#### Action item:
Count the lines in the records below that contain the word "blocks", and give only that count.

____

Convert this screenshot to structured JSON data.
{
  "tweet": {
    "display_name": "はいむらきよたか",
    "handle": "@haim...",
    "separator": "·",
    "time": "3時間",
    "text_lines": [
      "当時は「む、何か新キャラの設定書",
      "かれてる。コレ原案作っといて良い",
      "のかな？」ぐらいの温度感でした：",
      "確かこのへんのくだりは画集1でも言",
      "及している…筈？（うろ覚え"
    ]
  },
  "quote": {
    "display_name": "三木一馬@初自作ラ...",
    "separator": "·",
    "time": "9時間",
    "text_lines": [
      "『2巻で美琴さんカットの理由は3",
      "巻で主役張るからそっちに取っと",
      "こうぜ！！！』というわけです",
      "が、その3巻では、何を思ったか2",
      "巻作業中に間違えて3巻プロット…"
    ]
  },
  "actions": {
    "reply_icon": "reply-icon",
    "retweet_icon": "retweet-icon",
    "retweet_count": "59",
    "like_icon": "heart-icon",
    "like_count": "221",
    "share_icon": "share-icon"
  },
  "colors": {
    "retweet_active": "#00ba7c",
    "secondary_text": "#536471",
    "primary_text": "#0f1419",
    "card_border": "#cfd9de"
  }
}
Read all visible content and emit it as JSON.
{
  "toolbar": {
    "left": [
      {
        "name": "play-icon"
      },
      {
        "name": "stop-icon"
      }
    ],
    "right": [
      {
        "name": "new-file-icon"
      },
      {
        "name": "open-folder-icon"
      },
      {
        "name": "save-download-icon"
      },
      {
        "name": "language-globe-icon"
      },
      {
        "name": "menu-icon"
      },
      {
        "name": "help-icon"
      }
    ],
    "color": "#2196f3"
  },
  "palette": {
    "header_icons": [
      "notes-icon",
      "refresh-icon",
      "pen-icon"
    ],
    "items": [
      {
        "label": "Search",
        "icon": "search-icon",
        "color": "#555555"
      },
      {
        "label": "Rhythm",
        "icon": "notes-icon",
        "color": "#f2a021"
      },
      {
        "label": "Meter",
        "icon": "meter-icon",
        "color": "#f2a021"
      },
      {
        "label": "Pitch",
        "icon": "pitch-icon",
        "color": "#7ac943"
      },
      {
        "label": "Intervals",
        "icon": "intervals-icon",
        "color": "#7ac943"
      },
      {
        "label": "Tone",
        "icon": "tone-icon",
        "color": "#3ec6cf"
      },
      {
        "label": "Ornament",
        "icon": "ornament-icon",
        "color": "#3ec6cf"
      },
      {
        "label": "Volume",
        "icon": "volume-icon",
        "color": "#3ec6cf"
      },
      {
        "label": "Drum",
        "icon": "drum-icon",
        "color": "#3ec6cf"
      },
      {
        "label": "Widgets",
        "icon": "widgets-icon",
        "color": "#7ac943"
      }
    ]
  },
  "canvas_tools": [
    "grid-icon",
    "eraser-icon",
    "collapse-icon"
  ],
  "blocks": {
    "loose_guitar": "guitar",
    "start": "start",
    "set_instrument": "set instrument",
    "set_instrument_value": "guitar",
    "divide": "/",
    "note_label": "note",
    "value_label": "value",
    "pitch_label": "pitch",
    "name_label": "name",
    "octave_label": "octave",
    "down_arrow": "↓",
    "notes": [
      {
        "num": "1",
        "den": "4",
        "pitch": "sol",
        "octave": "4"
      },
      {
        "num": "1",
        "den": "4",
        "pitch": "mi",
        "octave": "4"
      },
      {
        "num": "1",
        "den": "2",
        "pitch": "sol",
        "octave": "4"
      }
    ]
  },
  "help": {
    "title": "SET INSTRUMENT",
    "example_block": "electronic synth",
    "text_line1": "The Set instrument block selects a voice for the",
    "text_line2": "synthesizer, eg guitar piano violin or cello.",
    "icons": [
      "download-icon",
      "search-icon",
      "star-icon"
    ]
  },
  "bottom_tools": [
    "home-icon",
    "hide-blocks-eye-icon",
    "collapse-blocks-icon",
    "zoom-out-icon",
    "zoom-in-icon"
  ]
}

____

#### Task solution:
3